*WHAT THE EXERCISE ASKS*
Repeat all the data word for word.

[PROVIDED MATERIAL — start]

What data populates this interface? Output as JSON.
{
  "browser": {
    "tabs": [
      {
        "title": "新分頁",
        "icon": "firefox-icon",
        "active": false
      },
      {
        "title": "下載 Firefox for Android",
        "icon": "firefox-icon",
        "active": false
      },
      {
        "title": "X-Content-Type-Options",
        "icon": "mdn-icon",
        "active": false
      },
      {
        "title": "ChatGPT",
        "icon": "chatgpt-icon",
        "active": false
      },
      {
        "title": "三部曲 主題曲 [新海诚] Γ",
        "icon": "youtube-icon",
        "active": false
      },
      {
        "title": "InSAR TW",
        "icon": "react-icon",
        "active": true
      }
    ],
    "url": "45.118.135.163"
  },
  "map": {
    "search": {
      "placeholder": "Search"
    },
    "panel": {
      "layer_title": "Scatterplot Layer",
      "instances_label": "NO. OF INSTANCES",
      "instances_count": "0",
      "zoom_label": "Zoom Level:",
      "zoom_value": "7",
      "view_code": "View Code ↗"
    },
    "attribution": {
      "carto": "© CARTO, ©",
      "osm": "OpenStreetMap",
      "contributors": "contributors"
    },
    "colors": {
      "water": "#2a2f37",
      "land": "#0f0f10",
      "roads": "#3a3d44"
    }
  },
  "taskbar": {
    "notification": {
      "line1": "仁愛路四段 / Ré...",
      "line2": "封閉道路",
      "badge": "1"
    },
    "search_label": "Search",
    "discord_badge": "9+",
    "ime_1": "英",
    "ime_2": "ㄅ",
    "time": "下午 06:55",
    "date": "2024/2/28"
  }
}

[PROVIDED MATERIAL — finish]

*OUTPUT FOR THIS TASK*
What data populates this interface? Output as JSON.
{
  "browser": {
    "tabs": [
      {
        "title": "新分頁",
        "icon": "firefox-icon",
        "active": false
      },
      {
        "title": "下載 Firefox for Android",
        "icon": "firefox-icon",
        "active": false
      },
      {
        "title": "X-Content-Type-Options",
        "icon": "mdn-icon",
        "active": false
      },
      {
        "title": "ChatGPT",
        "icon": "chatgpt-icon",
        "active": false
      },
      {
        "title": "三部曲 主題曲 [新海诚] Γ",
        "icon": "youtube-icon",
        "active": false
      },
      {
        "title": "InSAR TW",
        "icon": "react-icon",
        "active": true
      }
    ],
    "url": "45.118.135.163"
  },
  "map": {
    "search": {
      "placeholder": "Search"
    },
    "panel": {
      "layer_title": "Scatterplot Layer",
      "instances_label": "NO. OF INSTANCES",
      "instances_count": "0",
      "zoom_label": "Zoom Level:",
      "zoom_value": "7",
      "view_code": "View Code ↗"
    },
    "attribution": {
      "carto": "© CARTO, ©",
      "osm": "OpenStreetMap",
      "contributors": "contributors"
    },
    "colors": {
      "water": "#2a2f37",
      "land": "#0f0f10",
      "roads": "#3a3d44"
    }
  },
  "taskbar": {
    "notification": {
      "line1": "仁愛路四段 / Ré...",
      "line2": "封閉道路",
      "badge": "1"
    },
    "search_label": "Search",
    "discord_badge": "9+",
    "ime_1": "英",
    "ime_2": "ㄅ",
    "time": "下午 06:55",
    "date": "2024/2/28"
  }
}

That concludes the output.